TASK TO CARRY OUT:
Filter these records by the string "ویرایش", copying each line that holds it.

<<<<

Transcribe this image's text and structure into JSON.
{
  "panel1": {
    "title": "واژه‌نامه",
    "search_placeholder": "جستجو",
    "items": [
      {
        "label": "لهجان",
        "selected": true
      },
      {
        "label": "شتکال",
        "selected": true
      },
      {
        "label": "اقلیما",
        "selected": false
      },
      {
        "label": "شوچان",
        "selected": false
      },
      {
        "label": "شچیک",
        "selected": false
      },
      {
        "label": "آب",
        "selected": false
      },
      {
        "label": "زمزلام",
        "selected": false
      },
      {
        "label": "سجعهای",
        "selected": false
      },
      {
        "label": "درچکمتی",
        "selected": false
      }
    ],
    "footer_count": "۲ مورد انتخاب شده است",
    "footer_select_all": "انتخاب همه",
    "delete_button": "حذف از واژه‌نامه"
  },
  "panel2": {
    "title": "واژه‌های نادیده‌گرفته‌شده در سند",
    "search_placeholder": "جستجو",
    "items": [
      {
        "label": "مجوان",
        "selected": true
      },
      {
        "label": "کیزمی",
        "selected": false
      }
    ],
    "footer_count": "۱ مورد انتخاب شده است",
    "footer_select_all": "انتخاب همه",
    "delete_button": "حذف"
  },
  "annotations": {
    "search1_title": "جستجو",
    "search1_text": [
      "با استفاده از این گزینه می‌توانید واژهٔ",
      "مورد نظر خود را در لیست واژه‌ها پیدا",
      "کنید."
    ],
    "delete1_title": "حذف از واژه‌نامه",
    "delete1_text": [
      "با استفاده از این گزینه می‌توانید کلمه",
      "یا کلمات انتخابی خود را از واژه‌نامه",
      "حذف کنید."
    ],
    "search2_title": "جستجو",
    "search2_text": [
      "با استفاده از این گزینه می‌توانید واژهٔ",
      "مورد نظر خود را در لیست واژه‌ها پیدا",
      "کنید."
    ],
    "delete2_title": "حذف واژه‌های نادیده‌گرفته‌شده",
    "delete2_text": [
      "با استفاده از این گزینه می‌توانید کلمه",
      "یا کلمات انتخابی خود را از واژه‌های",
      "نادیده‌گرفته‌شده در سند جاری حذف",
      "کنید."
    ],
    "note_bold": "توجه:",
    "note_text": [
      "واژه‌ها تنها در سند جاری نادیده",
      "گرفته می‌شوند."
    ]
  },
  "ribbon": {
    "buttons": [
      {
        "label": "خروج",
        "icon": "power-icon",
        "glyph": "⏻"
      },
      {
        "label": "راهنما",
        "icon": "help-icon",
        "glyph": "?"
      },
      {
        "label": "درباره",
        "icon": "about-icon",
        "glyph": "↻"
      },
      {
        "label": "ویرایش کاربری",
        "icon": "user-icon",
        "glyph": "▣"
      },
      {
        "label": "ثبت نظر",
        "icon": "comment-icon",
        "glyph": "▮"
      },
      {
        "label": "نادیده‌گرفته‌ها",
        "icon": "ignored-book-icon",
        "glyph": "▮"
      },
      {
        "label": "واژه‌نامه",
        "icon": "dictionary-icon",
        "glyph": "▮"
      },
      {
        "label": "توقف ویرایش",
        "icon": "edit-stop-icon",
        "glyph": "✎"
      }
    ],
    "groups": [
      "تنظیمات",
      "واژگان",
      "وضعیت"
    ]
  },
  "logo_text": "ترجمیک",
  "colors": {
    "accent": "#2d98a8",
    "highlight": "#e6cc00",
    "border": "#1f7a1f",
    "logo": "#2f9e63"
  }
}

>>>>

RESULT FOR THIS TASK:
        "label": "ویرایش کاربری",
        "label": "توقف ویرایش",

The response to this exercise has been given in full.